With the notable exceptions of the few major size office buildings constructed or renovated in the last ten years or so, most of the large multi-tenant office buildings in Oklahoma City were constructed in the 1980s or earlier. Those buildings and many smaller ones were constructed before the passage of the Americans with Disabilities Act in 1990, or ADA as it is commonly referred to today.

Since its original enactment in 1990, the ADA has been updated numerous times to incorporate accessibility of public accommodations for citizens with disabilities. Today, the City of Oklahoma City and most cities and towns across the country rely upon the American National Standard (ANSI) regulations to determine ADA standards for everything accessible by the public.
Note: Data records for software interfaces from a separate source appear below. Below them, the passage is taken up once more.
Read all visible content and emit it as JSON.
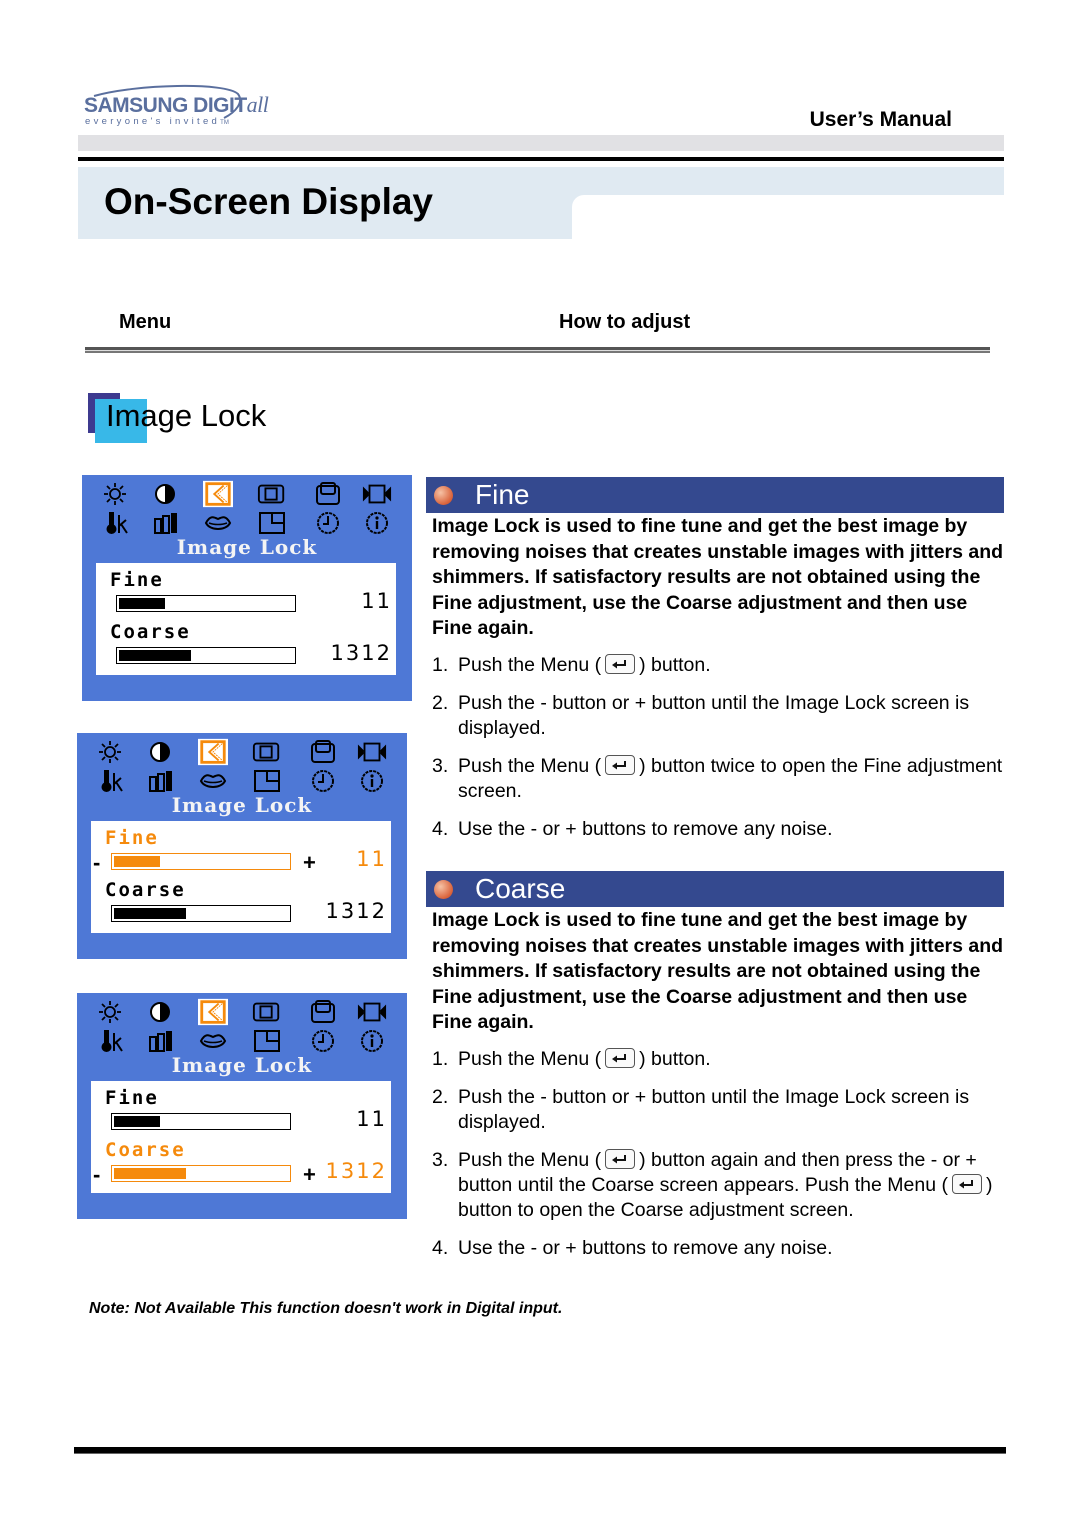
{
  "header": {
    "logo": {
      "brand": "SAMSUNG DIGIT",
      "brand_suffix": "all",
      "tagline": "everyone's invited",
      "tm": "TM"
    },
    "manual_title": "User’s Manual",
    "page_title": "On-Screen Display"
  },
  "columns": {
    "menu": "Menu",
    "how_to_adjust": "How to adjust"
  },
  "section": {
    "title": "Image Lock"
  },
  "osd_panels": [
    {
      "heading": "Image Lock",
      "state": "menu",
      "items": [
        {
          "label": "Fine",
          "value": "11",
          "fill_percent": 27,
          "highlighted": false
        },
        {
          "label": "Coarse",
          "value": "1312",
          "fill_percent": 42,
          "highlighted": false
        }
      ]
    },
    {
      "heading": "Image Lock",
      "state": "fine-adjust",
      "items": [
        {
          "label": "Fine",
          "value": "11",
          "fill_percent": 27,
          "highlighted": true,
          "minus": "-",
          "plus": "+"
        },
        {
          "label": "Coarse",
          "value": "1312",
          "fill_percent": 42,
          "highlighted": false
        }
      ]
    },
    {
      "heading": "Image Lock",
      "state": "coarse-adjust",
      "items": [
        {
          "label": "Fine",
          "value": "11",
          "fill_percent": 27,
          "highlighted": false
        },
        {
          "label": "Coarse",
          "value": "1312",
          "fill_percent": 42,
          "highlighted": true,
          "minus": "-",
          "plus": "+"
        }
      ]
    }
  ],
  "osd_icons": [
    "brightness-icon",
    "contrast-icon",
    "image-lock-icon",
    "position-icon",
    "size-icon",
    "zoom-icon",
    "color-temperature-icon",
    "color-control-icon",
    "language-icon",
    "osd-position-icon",
    "osd-time-icon",
    "information-icon"
  ],
  "fine": {
    "title": "Fine",
    "description": "Image Lock is used to fine tune and get the best image by removing noises that creates unstable images with jitters and shimmers. If satisfactory results are not obtained using the Fine adjustment, use the Coarse adjustment and then use Fine again.",
    "steps": [
      {
        "num": "1.",
        "before": "Push the Menu (",
        "after": ") button."
      },
      {
        "num": "2.",
        "text": "Push the - button or + button until the Image Lock screen is displayed."
      },
      {
        "num": "3.",
        "before": "Push the Menu (",
        "after": ") button twice to open the Fine adjustment screen."
      },
      {
        "num": "4.",
        "text": "Use the - or + buttons to remove any noise."
      }
    ]
  },
  "coarse": {
    "title": "Coarse",
    "description": "Image Lock is used to fine tune and get the best image by removing noises that creates unstable images with jitters and shimmers. If satisfactory results are not obtained using the Fine adjustment, use the Coarse adjustment and then use Fine again.",
    "steps": [
      {
        "num": "1.",
        "before": "Push the Menu (",
        "after": ") button."
      },
      {
        "num": "2.",
        "text": "Push the - button or + button until the Image Lock screen is displayed."
      },
      {
        "num": "3.",
        "before": "Push the Menu (",
        "middle": ") button again and then  press the - or + button until the Coarse screen appears. Push the Menu (",
        "after": ") button to open the Coarse adjustment screen."
      },
      {
        "num": "4.",
        "text": "Use the - or + buttons to remove any noise."
      }
    ]
  },
  "note": "Note: Not Available  This function doesn't work in Digital input.",
  "colors": {
    "osd_blue": "#4e78d6",
    "osd_highlight": "#f58a0c",
    "band_blue": "#34498f",
    "title_band": "#e0eaf2",
    "section_icon_dark": "#3d3a8f",
    "section_icon_light": "#38b8e8"
  }
}
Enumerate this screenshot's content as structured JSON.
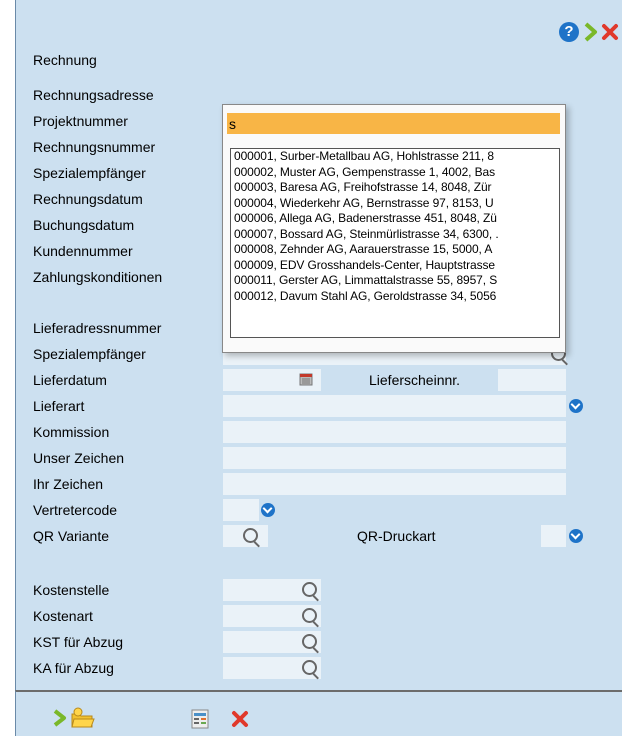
{
  "form": {
    "labels": {
      "rechnung": "Rechnung",
      "rechnungsadresse": "Rechnungsadresse",
      "projektnummer": "Projektnummer",
      "rechnungsnummer": "Rechnungsnummer",
      "spezialempfaenger": "Spezialempfänger",
      "rechnungsdatum": "Rechnungsdatum",
      "buchungsdatum": "Buchungsdatum",
      "kundennummer": "Kundennummer",
      "zahlungskonditionen": "Zahlungskonditionen",
      "lieferadressnummer": "Lieferadressnummer",
      "spezialempfaenger2": "Spezialempfänger",
      "lieferdatum": "Lieferdatum",
      "lieferscheinnr": "Lieferscheinnr.",
      "lieferart": "Lieferart",
      "kommission": "Kommission",
      "unser_zeichen": "Unser Zeichen",
      "ihr_zeichen": "Ihr Zeichen",
      "vertretercode": "Vertretercode",
      "qr_variante": "QR Variante",
      "qr_druckart": "QR-Druckart",
      "kostenstelle": "Kostenstelle",
      "kostenart": "Kostenart",
      "kst_abzug": "KST für Abzug",
      "ka_abzug": "KA für Abzug"
    }
  },
  "popup": {
    "search_value": "s",
    "results": [
      "000001, Surber-Metallbau AG, Hohlstrasse 211, 8",
      "000002, Muster AG, Gempenstrasse 1, 4002, Bas",
      "000003, Baresa  AG, Freihofstrasse 14, 8048, Zür",
      "000004, Wiederkehr AG, Bernstrasse 97, 8153, U",
      "000006, Allega AG, Badenerstrasse 451, 8048, Zü",
      "000007, Bossard AG, Steinmürlistrasse 34, 6300, .",
      "000008, Zehnder AG, Aarauerstrasse 15, 5000, A",
      "000009, EDV Grosshandels-Center, Hauptstrasse",
      "000011, Gerster AG, Limmattalstrasse 55, 8957, S",
      "000012, Davum Stahl AG, Geroldstrasse 34, 5056"
    ]
  },
  "colors": {
    "panel": "#cce0f0",
    "popup_input": "#f8b546",
    "dropdown_circle": "#1e73c8",
    "help_icon": "#1e73c8",
    "close_icon": "#e0392b",
    "next_icon": "#7ab829"
  },
  "icons": {
    "header": [
      "help-icon",
      "next-arrow-icon",
      "close-icon"
    ],
    "footer": [
      "forward-arrow-icon",
      "folder-icon",
      "document-list-icon",
      "close-icon"
    ]
  }
}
This could be an office building or a boat dock or anything else termed “Accessible and Usable Buildings and Facilities”. 

Most of the older “non-compliant” buildings have been “grandfathered” in and might not have ADA compliant restrooms. However, if the owner of one of these buildings begins a renovation project or any other construction that requires a building permit, there will very likely be a requirement for at least one ADA compliant restroom to serve as a Handicap Accessible unisex restroom. Typically, the requirement will be that the restroom is on the first floor and easily accessed from anywhere in the building. The conversion of an existing restroom is preferable to constructing a brand new one, but that is not always possible. The worst thing an owner could do on this front is to renovate restrooms and NOT make sure one of them was ADA compliant. It would be a waste of money, and if a city inspector happened to drop in, there would be consequences. I toured a building about a year ago that was two stories with no elevator and two restrooms on each floor. All of the restrooms had been renovated, but none came even close to ADA standards. The owner was planning on using the new restrooms as a selling point but instead, it was a point of reducing the value due to a lack of ADA compliance.

Virtually any general contractor or architect will be familiar enough with the law to know that ADA compliance for access to a building and its interior hallways, doors, and restrooms is going to have to be addressed in the plans for new construction or renovation of an existing building. When in doubt, search them out.